BERLIN (Reuters) - Chancellor Angela Merkel’s leading critic in her coalition government said on Tuesday he wanted the ruling alliance to work, batting away calls for his own resignation after a dismal result for his party in Bavaria’s regional election.
Horst Seehofer, leader of the Bavarian Christian Social Union (CSU), has been a thorn in Merkel’s side since 2015, with criticism of her decision to open German borders to almost onemillion refugees, most of them fleeing war in the Middle East.
But the CSU’s disastrous performance on Sunday - its weakest since 1950 - has raised questions about whether he should stand down as party leader and interior minister in the national government.
The calls grew louder on Tuesday, with a senior member of the centre-left Social Democrats (SPD), the junior partner in Merkel’s coalition, calling Seehofer “miscast” as interior minister and a senior CSU figure suggesting he should step down.
Seehofer dismissed the idea of resigning, telling a news conference his work in politics “is fun”. He said the CSU, sister party to Merkel’s Christian Democratic Union (CDU), would act as a stable force in her ruling ‘grand’ coalition.
“I have no inclination at all for minority governments, or fresh elections and everything that can come with them,” he added.

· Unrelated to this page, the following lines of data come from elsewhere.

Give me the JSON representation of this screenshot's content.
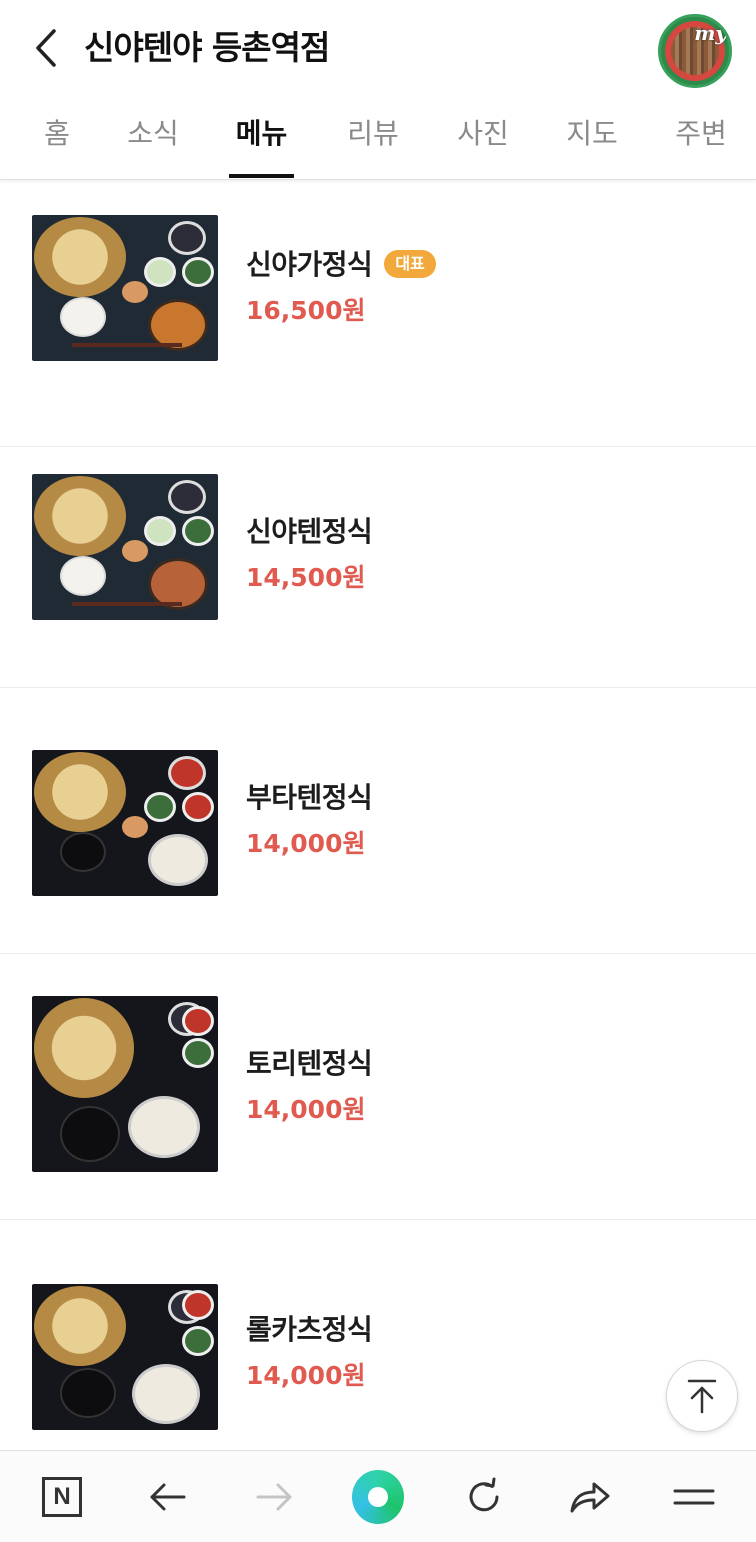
{
  "header": {
    "title": "신야텐야 등촌역점",
    "my_label": "my"
  },
  "tabs": [
    {
      "label": "홈",
      "active": false
    },
    {
      "label": "소식",
      "active": false
    },
    {
      "label": "메뉴",
      "active": true
    },
    {
      "label": "리뷰",
      "active": false
    },
    {
      "label": "사진",
      "active": false
    },
    {
      "label": "지도",
      "active": false
    },
    {
      "label": "주변",
      "active": false
    }
  ],
  "menu": [
    {
      "name": "신야가정식",
      "badge": "대표",
      "price": "16,500원"
    },
    {
      "name": "신야텐정식",
      "price": "14,500원"
    },
    {
      "name": "부타텐정식",
      "price": "14,000원"
    },
    {
      "name": "토리텐정식",
      "price": "14,000원"
    },
    {
      "name": "롤카츠정식",
      "price": "14,000원"
    }
  ],
  "colors": {
    "price": "#e05a4f",
    "badge": "#f2a83a",
    "active_tab": "#111111"
  },
  "bottom_nav": {
    "icons": [
      "naver-home-icon",
      "back-arrow-icon",
      "forward-arrow-icon",
      "green-dot-icon",
      "refresh-icon",
      "share-icon",
      "menu-icon"
    ],
    "home_glyph": "N"
  }
}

“This grand coalition must simply get on with reputable work and communicate it properly.In the CSU, we will do everything for the grand coalition to stay,” Seehofer said.
Editing by Angus MacSwan